(Entries from a dataset of interfaces)
--- --- ---
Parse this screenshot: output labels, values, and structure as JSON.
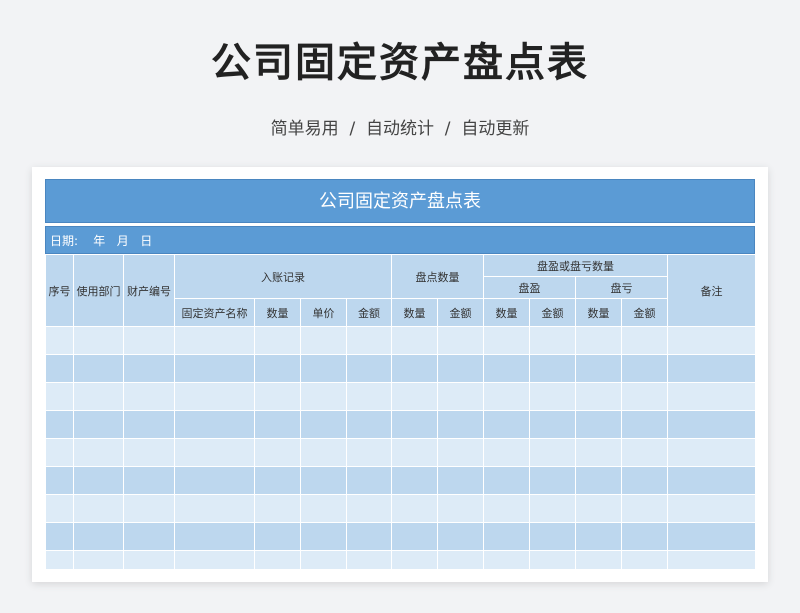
{
  "header": {
    "title": "公司固定资产盘点表",
    "subtitle": "简单易用  /  自动统计  /  自动更新"
  },
  "sheet": {
    "title": "公司固定资产盘点表",
    "date_label": "日期:    年   月   日",
    "columns": {
      "seq": "序号",
      "dept": "使用部门",
      "asset_no": "财产编号",
      "entry_group": "入账记录",
      "entry_name": "固定资产名称",
      "entry_qty": "数量",
      "entry_price": "单价",
      "entry_amount": "金额",
      "count_group": "盘点数量",
      "count_qty": "数量",
      "count_amount": "金额",
      "diff_group": "盘盈或盘亏数量",
      "surplus": "盘盈",
      "surplus_qty": "数量",
      "surplus_amount": "金额",
      "deficit": "盘亏",
      "deficit_qty": "数量",
      "deficit_amount": "金额",
      "remark": "备注"
    },
    "empty_rows": 9
  },
  "colors": {
    "header_blue": "#5b9bd5",
    "light_row": "#ddebf7",
    "mid_row": "#bdd7ee"
  }
}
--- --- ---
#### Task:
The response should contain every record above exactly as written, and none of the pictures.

#### Written answer:
Parse this screenshot: output labels, values, and structure as JSON.
{
  "header": {
    "title": "公司固定资产盘点表",
    "subtitle": "简单易用  /  自动统计  /  自动更新"
  },
  "sheet": {
    "title": "公司固定资产盘点表",
    "date_label": "日期:    年   月   日",
    "columns": {
      "seq": "序号",
      "dept": "使用部门",
      "asset_no": "财产编号",
      "entry_group": "入账记录",
      "entry_name": "固定资产名称",
      "entry_qty": "数量",
      "entry_price": "单价",
      "entry_amount": "金额",
      "count_group": "盘点数量",
      "count_qty": "数量",
      "count_amount": "金额",
      "diff_group": "盘盈或盘亏数量",
      "surplus": "盘盈",
      "surplus_qty": "数量",
      "surplus_amount": "金额",
      "deficit": "盘亏",
      "deficit_qty": "数量",
      "deficit_amount": "金额",
      "remark": "备注"
    },
    "empty_rows": 9
  },
  "colors": {
    "header_blue": "#5b9bd5",
    "light_row": "#ddebf7",
    "mid_row": "#bdd7ee"
  }
}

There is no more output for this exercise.